The preceding merely illustrates the principles of the invention. It will be appreciated that those skilled in the art will be able to devise various arrangements which, although not explicitly described or shown herein, embody the principles of the invention and are included within its spirit and scope. Furthermore, all examples and conditional language recited herein are principally intended to aid the reader in understanding the principles of the invention and the concepts contributed by the inventors to furthering the art, and are to be construed as being without limitation to such specifically recited examples and conditions. Moreover, all statements herein reciting principles, aspects, and embodiments of the invention as well as specific examples thereof, are intended to encompass both structural and functional equivalents thereof. Additionally, it is intended that such equivalents include both currently known equivalents and equivalents developed in the future, i.e., any elements developed that perform the same function, regardless of structure. The scope of the present invention, therefore, is not intended to be limited to the exemplary embodiments shown and described herein.

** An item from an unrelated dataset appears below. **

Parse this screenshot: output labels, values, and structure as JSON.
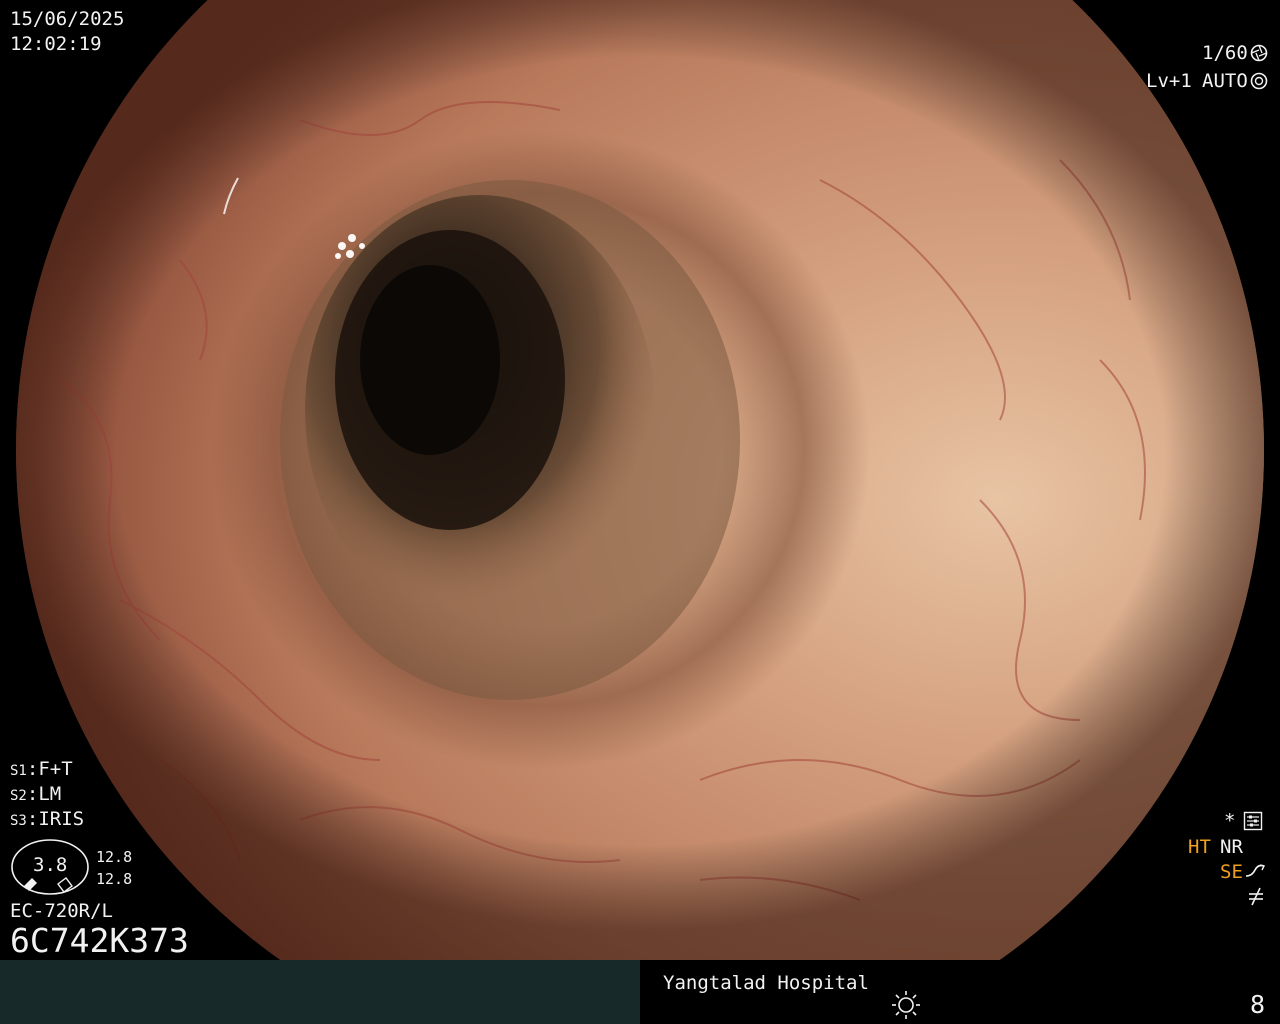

Rather, the scope and spirit of present invention is embodied by the appended claims.
|Cited Patent||Filing date||Publication date||Applicant||Title|
|US4605626 *||1 May 1985||12 Aug 1986||Rohrback Technology Corporation||Electrochemical system with rotating electrode/sparger assembly|

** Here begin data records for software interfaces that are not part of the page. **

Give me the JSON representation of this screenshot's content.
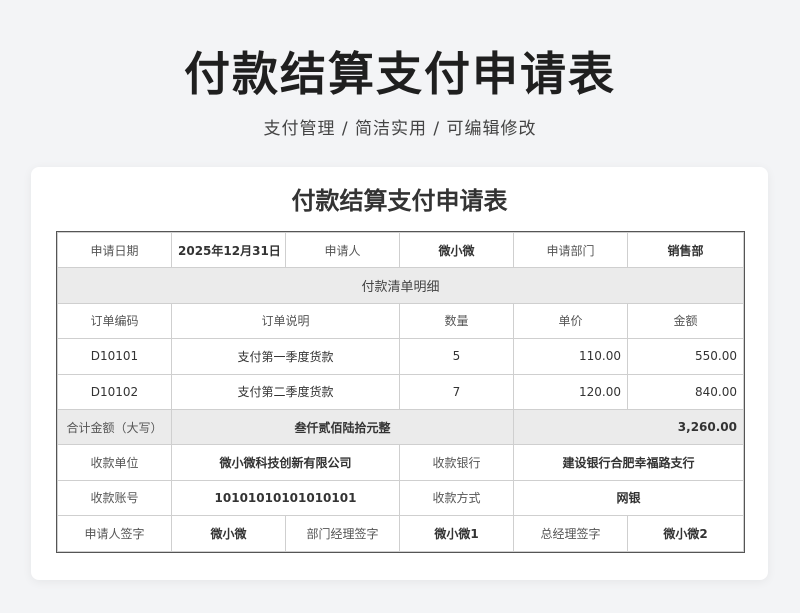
{
  "hero": {
    "title": "付款结算支付申请表",
    "subtitle": "支付管理 / 简洁实用 / 可编辑修改"
  },
  "doc": {
    "title": "付款结算支付申请表",
    "header_row": {
      "date_label": "申请日期",
      "date_value": "2025年12月31日",
      "applicant_label": "申请人",
      "applicant_value": "微小微",
      "dept_label": "申请部门",
      "dept_value": "销售部"
    },
    "section_title": "付款清单明细",
    "columns": [
      "订单编码",
      "订单说明",
      "数量",
      "单价",
      "金额"
    ],
    "rows": [
      {
        "code": "D10101",
        "desc": "支付第一季度货款",
        "qty": "5",
        "price": "110.00",
        "amount": "550.00"
      },
      {
        "code": "D10102",
        "desc": "支付第二季度货款",
        "qty": "7",
        "price": "120.00",
        "amount": "840.00"
      }
    ],
    "total": {
      "label": "合计金额（大写）",
      "words": "叁仟贰佰陆拾元整",
      "amount": "3,260.00"
    },
    "payee": {
      "unit_label": "收款单位",
      "unit_value": "微小微科技创新有限公司",
      "bank_label": "收款银行",
      "bank_value": "建设银行合肥幸福路支行"
    },
    "account": {
      "account_label": "收款账号",
      "account_value": "10101010101010101",
      "method_label": "收款方式",
      "method_value": "网银"
    },
    "signatures": {
      "applicant_label": "申请人签字",
      "applicant_value": "微小微",
      "manager_label": "部门经理签字",
      "manager_value": "微小微1",
      "gm_label": "总经理签字",
      "gm_value": "微小微2"
    }
  }
}
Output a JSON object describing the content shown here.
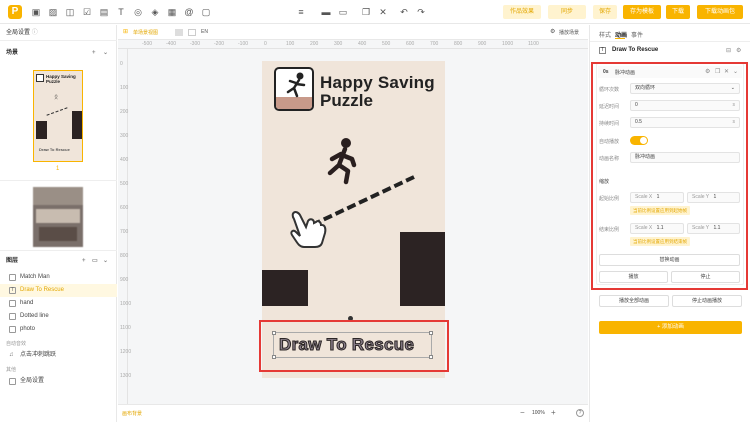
{
  "topbar": {
    "logo": "P",
    "tool_icons": [
      "image-icon",
      "photo-icon",
      "box-icon",
      "checkbox-icon",
      "note-icon",
      "text-icon",
      "target-icon",
      "layers-icon",
      "grid-icon",
      "at-icon",
      "frame-icon"
    ],
    "btn_preview": "作品效果",
    "btn_sync": "同步",
    "btn_save": "保存",
    "btn_save_template": "存为模板",
    "btn_download": "下载",
    "btn_download_anim": "下载动画包"
  },
  "left": {
    "global_settings": "全局设置",
    "scenes_label": "场景",
    "scene1_num": "1",
    "thumb_title_1": "Happy Saving",
    "thumb_title_2": "Puzzle",
    "thumb_caption": "Draw To Rescue",
    "layers_label": "图层",
    "layers": [
      {
        "icon": "image-icon",
        "label": "Match Man"
      },
      {
        "icon": "text-icon",
        "label": "Draw To Rescue"
      },
      {
        "icon": "image-icon",
        "label": "hand"
      },
      {
        "icon": "image-icon",
        "label": "Dotted line"
      },
      {
        "icon": "image-icon",
        "label": "photo"
      }
    ],
    "audio_section": "自动音效",
    "audio_item": "点击冲刺跳跃",
    "other_section": "其他",
    "global_item": "全局设置"
  },
  "canvas": {
    "toolbar_item": "单场景视图",
    "lang": "EN",
    "play_scene": "播放场景",
    "ruler_top": [
      "-500",
      "-400",
      "-300",
      "-200",
      "-100",
      "0",
      "100",
      "200",
      "300",
      "400",
      "500",
      "600",
      "700",
      "800",
      "900",
      "1000",
      "1100"
    ],
    "ruler_left": [
      "0",
      "100",
      "200",
      "300",
      "400",
      "500",
      "600",
      "700",
      "800",
      "900",
      "1000",
      "1100",
      "1200",
      "1300"
    ],
    "art_title_1": "Happy Saving",
    "art_title_2": "Puzzle",
    "art_caption": "Draw To Rescue",
    "bottom_left": "画布背景",
    "zoom": "100%",
    "zoom_minus": "−",
    "zoom_plus": "+",
    "help": "?"
  },
  "right": {
    "tabs": [
      "样式",
      "动画",
      "事件"
    ],
    "element_name": "Draw To Rescue",
    "anim_time": "0s",
    "anim_name": "脉冲动画",
    "fields": [
      {
        "label": "循环次数",
        "value": "双向循环"
      },
      {
        "label": "延迟时间",
        "value": "0",
        "unit": "s"
      },
      {
        "label": "持续时间",
        "value": "0.5",
        "unit": "s"
      }
    ],
    "autoplay_label": "自动播放",
    "anim_name_label": "动画名称",
    "anim_name_value": "脉冲动画",
    "scale_section": "缩放",
    "start_scale_label": "起始比例",
    "start_scale_x_label": "Scale X",
    "start_scale_x": "1",
    "start_scale_y_label": "Scale Y",
    "start_scale_y": "1",
    "start_hint": "当前比例设置应用到起始帧",
    "end_scale_label": "结束比例",
    "end_scale_x_label": "Scale X",
    "end_scale_x": "1.1",
    "end_scale_y_label": "Scale Y",
    "end_scale_y": "1.1",
    "end_hint": "当前比例设置应用到结束帧",
    "replace_anim": "替换动画",
    "play": "播放",
    "stop": "停止",
    "play_all": "播放全部动画",
    "stop_all": "停止动画播放",
    "add_anim": "+ 添加动画"
  },
  "colors": {
    "accent": "#f9b400",
    "highlight": "#e53935"
  }
}
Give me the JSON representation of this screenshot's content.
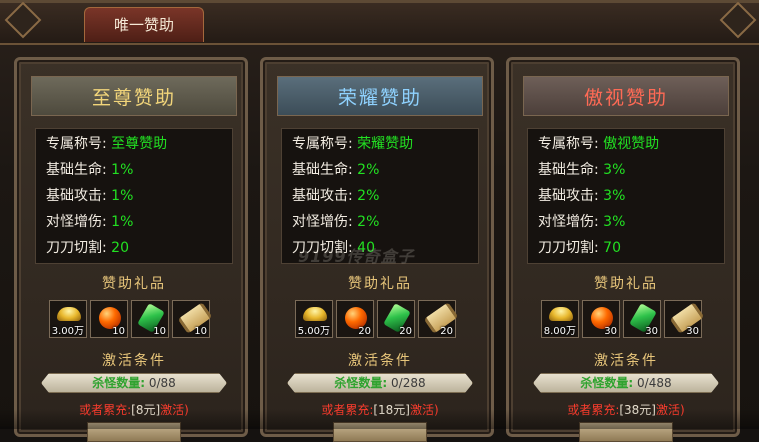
{
  "window": {
    "title": "唯一赞助"
  },
  "cards": [
    {
      "name": "至尊赞助",
      "rows": [
        {
          "label": "专属称号:",
          "value": "至尊赞助"
        },
        {
          "label": "基础生命:",
          "value": "1%"
        },
        {
          "label": "基础攻击:",
          "value": "1%"
        },
        {
          "label": "对怪增伤:",
          "value": "1%"
        },
        {
          "label": "刀刀切割:",
          "value": "20"
        }
      ],
      "gift_title": "赞助礼品",
      "gifts": [
        {
          "icon": "gold-ingot-icon",
          "count": "3.00万"
        },
        {
          "icon": "fire-orb-icon",
          "count": "10"
        },
        {
          "icon": "jade-crystal-icon",
          "count": "10"
        },
        {
          "icon": "scroll-icon",
          "count": "10"
        }
      ],
      "condition_title": "激活条件",
      "kill_label": "杀怪数量:",
      "kill_value": "0/88",
      "kill_progress": 0,
      "alt_prefix": "或者累充:",
      "alt_amount": "[8元]",
      "alt_suffix": "激活)"
    },
    {
      "name": "荣耀赞助",
      "rows": [
        {
          "label": "专属称号:",
          "value": "荣耀赞助"
        },
        {
          "label": "基础生命:",
          "value": "2%"
        },
        {
          "label": "基础攻击:",
          "value": "2%"
        },
        {
          "label": "对怪增伤:",
          "value": "2%"
        },
        {
          "label": "刀刀切割:",
          "value": "40"
        }
      ],
      "gift_title": "赞助礼品",
      "gifts": [
        {
          "icon": "gold-ingot-icon",
          "count": "5.00万"
        },
        {
          "icon": "fire-orb-icon",
          "count": "20"
        },
        {
          "icon": "jade-crystal-icon",
          "count": "20"
        },
        {
          "icon": "scroll-icon",
          "count": "20"
        }
      ],
      "condition_title": "激活条件",
      "kill_label": "杀怪数量:",
      "kill_value": "0/288",
      "kill_progress": 0,
      "alt_prefix": "或者累充:",
      "alt_amount": "[18元]",
      "alt_suffix": "激活)"
    },
    {
      "name": "傲视赞助",
      "rows": [
        {
          "label": "专属称号:",
          "value": "傲视赞助"
        },
        {
          "label": "基础生命:",
          "value": "3%"
        },
        {
          "label": "基础攻击:",
          "value": "3%"
        },
        {
          "label": "对怪增伤:",
          "value": "3%"
        },
        {
          "label": "刀刀切割:",
          "value": "70"
        }
      ],
      "gift_title": "赞助礼品",
      "gifts": [
        {
          "icon": "gold-ingot-icon",
          "count": "8.00万"
        },
        {
          "icon": "fire-orb-icon",
          "count": "30"
        },
        {
          "icon": "jade-crystal-icon",
          "count": "30"
        },
        {
          "icon": "scroll-icon",
          "count": "30"
        }
      ],
      "condition_title": "激活条件",
      "kill_label": "杀怪数量:",
      "kill_value": "0/488",
      "kill_progress": 0,
      "alt_prefix": "或者累充:",
      "alt_amount": "[38元]",
      "alt_suffix": "激活)"
    }
  ],
  "watermark": "9199传奇盒子",
  "colors": {
    "value_green": "#22e022",
    "gold_title": "#f2d57a",
    "blue_title": "#8fd2ff",
    "red_title": "#ff6a55",
    "alert_red": "#ff3d2e"
  }
}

|US5262035||2 Aug 1989||16 Nov 1993||E. Heller And Company||Enzyme electrodes|
|US5262305||3 Sep 1991||16 Nov 1993||E. Heller & Company||Interferant eliminating biosensors|
|US5264104||8 May 1992||23 Nov 1993||Gregg Brian A||Enzyme electrodes|

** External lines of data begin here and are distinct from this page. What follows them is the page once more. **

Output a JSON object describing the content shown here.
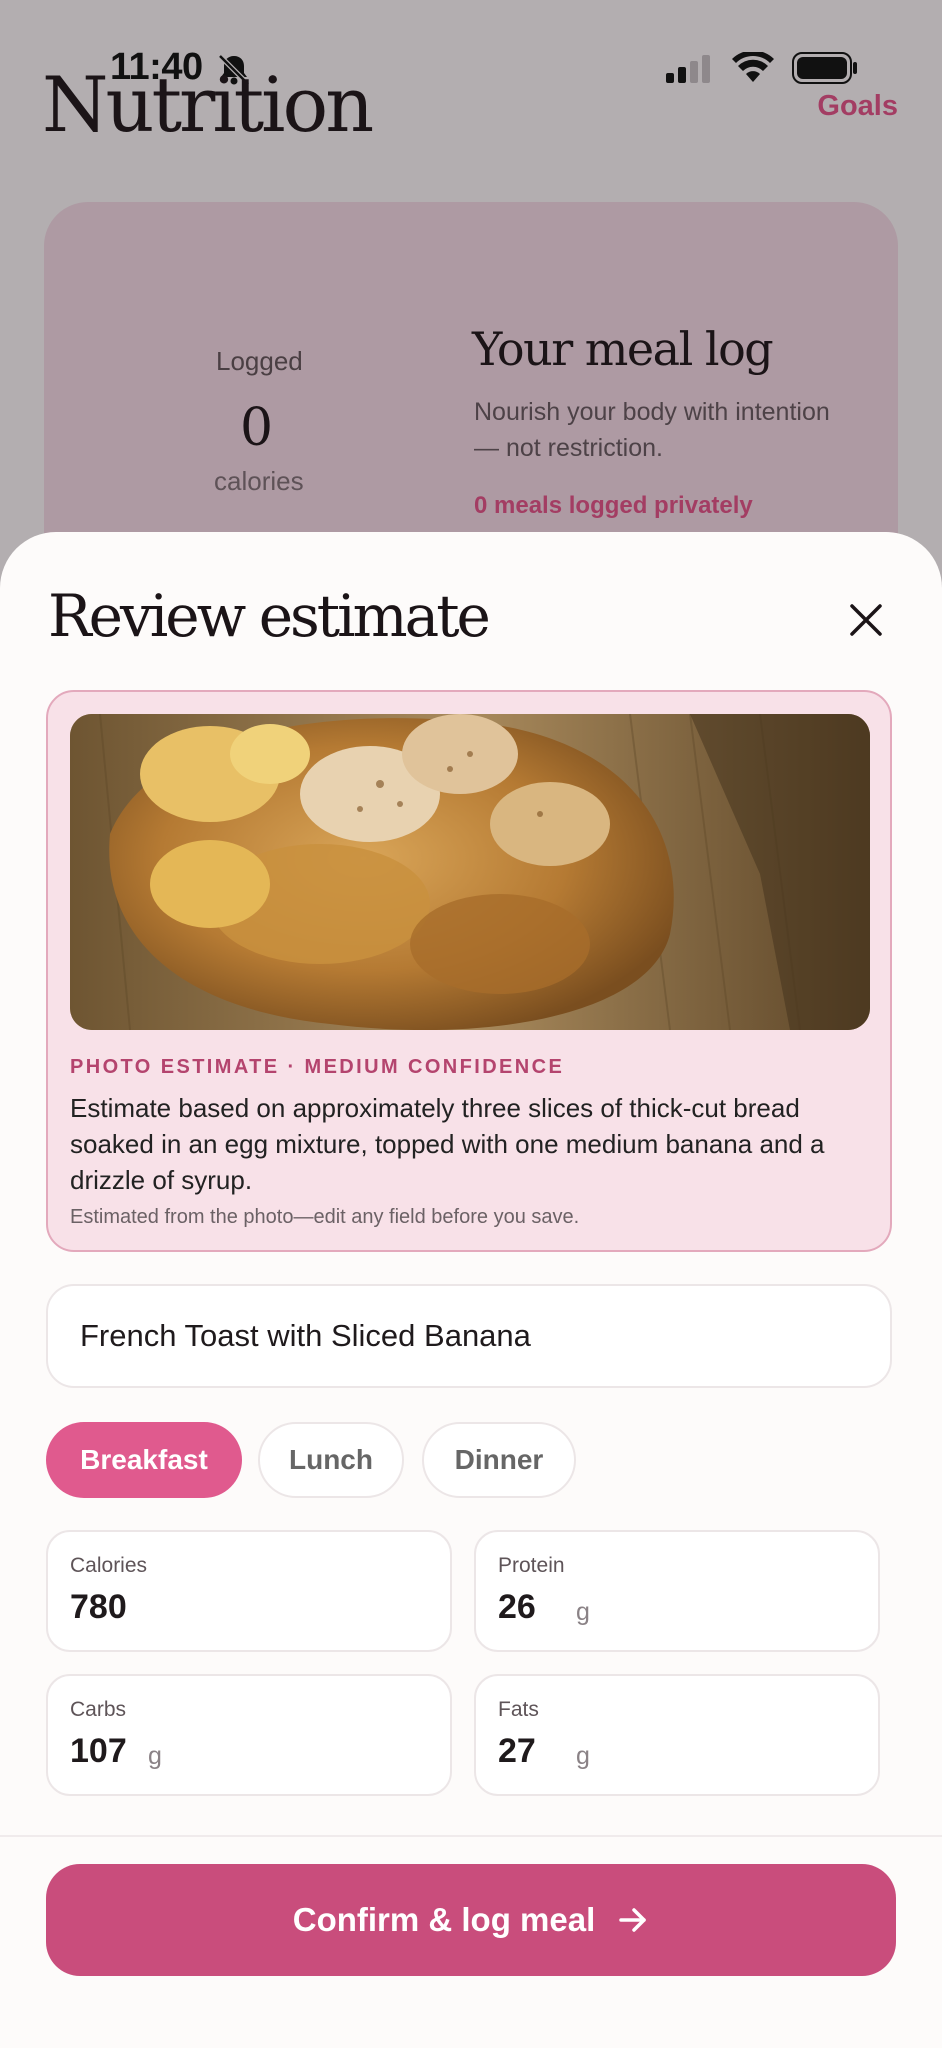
{
  "status_bar": {
    "time": "11:40"
  },
  "header": {
    "title": "Nutrition",
    "goals_label": "Goals"
  },
  "summary": {
    "logged_label": "Logged",
    "logged_value": "0",
    "logged_unit": "calories",
    "meal_log_title": "Your meal log",
    "meal_log_subtitle": "Nourish your body with intention — not restriction.",
    "meals_logged": "0 meals logged privately"
  },
  "sheet": {
    "title": "Review estimate",
    "estimate": {
      "label": "PHOTO ESTIMATE · MEDIUM CONFIDENCE",
      "description": "Estimate based on approximately three slices of thick-cut bread soaked in an egg mixture, topped with one medium banana and a drizzle of syrup.",
      "note": "Estimated from the photo—edit any field before you save."
    },
    "meal_name": "French Toast with Sliced Banana",
    "meal_types": [
      "Breakfast",
      "Lunch",
      "Dinner"
    ],
    "selected_meal_type": "Breakfast",
    "metrics": {
      "calories": {
        "label": "Calories",
        "value": "780"
      },
      "protein": {
        "label": "Protein",
        "value": "26",
        "unit": "g"
      },
      "carbs": {
        "label": "Carbs",
        "value": "107",
        "unit": "g"
      },
      "fats": {
        "label": "Fats",
        "value": "27",
        "unit": "g"
      }
    },
    "confirm_label": "Confirm & log meal"
  },
  "colors": {
    "accent": "#c94d7c",
    "chip_active": "#e05a8e",
    "estimate_bg": "#f8e1e8"
  }
}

|US5320715||14 Jan 1994||14 Jun 1994||Lloyd Berg||Separation of 1-pentanol from cyclopentanol by extractive distillation|
|US5514517 *||10 Jan 1995||7 May 1996||Fuji Photo Film Co., Ltd.||Process for image formation by silver salt diffusion transfer|
|US5593852||1 Sep 1994||14 Jan 1997||Heller; Adam||Subcutaneous glucose electrode|
|US6175752||30 Apr 1998||16 Jan 2001||Therasense, Inc.||Analyte monitoring device and methods of use|
|US6650471||16 Sep 2002||18 Nov 2003||Dai Nippon Printing Co., Ltd.||Resin composition for production of optical element, the optical element, and projection screen|
|US6746582||11 May 2001||8 Jun 2004||Therasense, Inc.||Electrodes with multilayer membranes and methods of making the electrodes|
|US7423174 *||30 May 2002||9 Sep 2008||Daikin Industries, Ltd.||Method of separating acid|
|US20030042137 *||14 May 2002||6 Mar 2003||Therasense, Inc.||Biosensor membranes composed of polymers containing heterocyclic nitrogens|
|US20030187338||18 Apr 2003||2 Oct 2003||Therasense, Inc.||Analyte monitoring device and methods of use|
|US20040186365||26 Dec 2003||23 Sep 2004||Therasense, Inc.||Continuous glucose monitoring system and methods of use|
|US20080029391||11 Apr 2007||7 Feb 2008||Abbott Diabetes Care, Inc.||Biosensor Membranes Composed of Polymers Containing Heterocyclic Nitrogens|
|U.S. Classification||600/345, 600/309, 600/372|
|Cooperative Classification||C12Q1/006, A61B5/14532, A61B5/14865, A61B5/1495, A61B5/14546, A61B5/1411|
|European Classification||A61B5/1495, A61B5/1486B, C12Q1/00B6B, A61B5/145P, A61B5/14B2, A61B5/145G|
|11 Aug 2008||AS||Assignment|
Owner name: ABBOTT DIABETES CARE INC., CALIFORNIA
Free format text: ASSIGNMENT OF ASSIGNORS INTEREST;ASSIGNORS:FELDMAN, BENJAMIN J.;LIU, ZENGHE;OUYANG, TIANMEI;SIGNINGDATES FROM 20080701 TO 20080702;REEL/FRAME:021369/0686
|24 Sep 2015||FPAY||Fee payment|
Year of fee payment: 4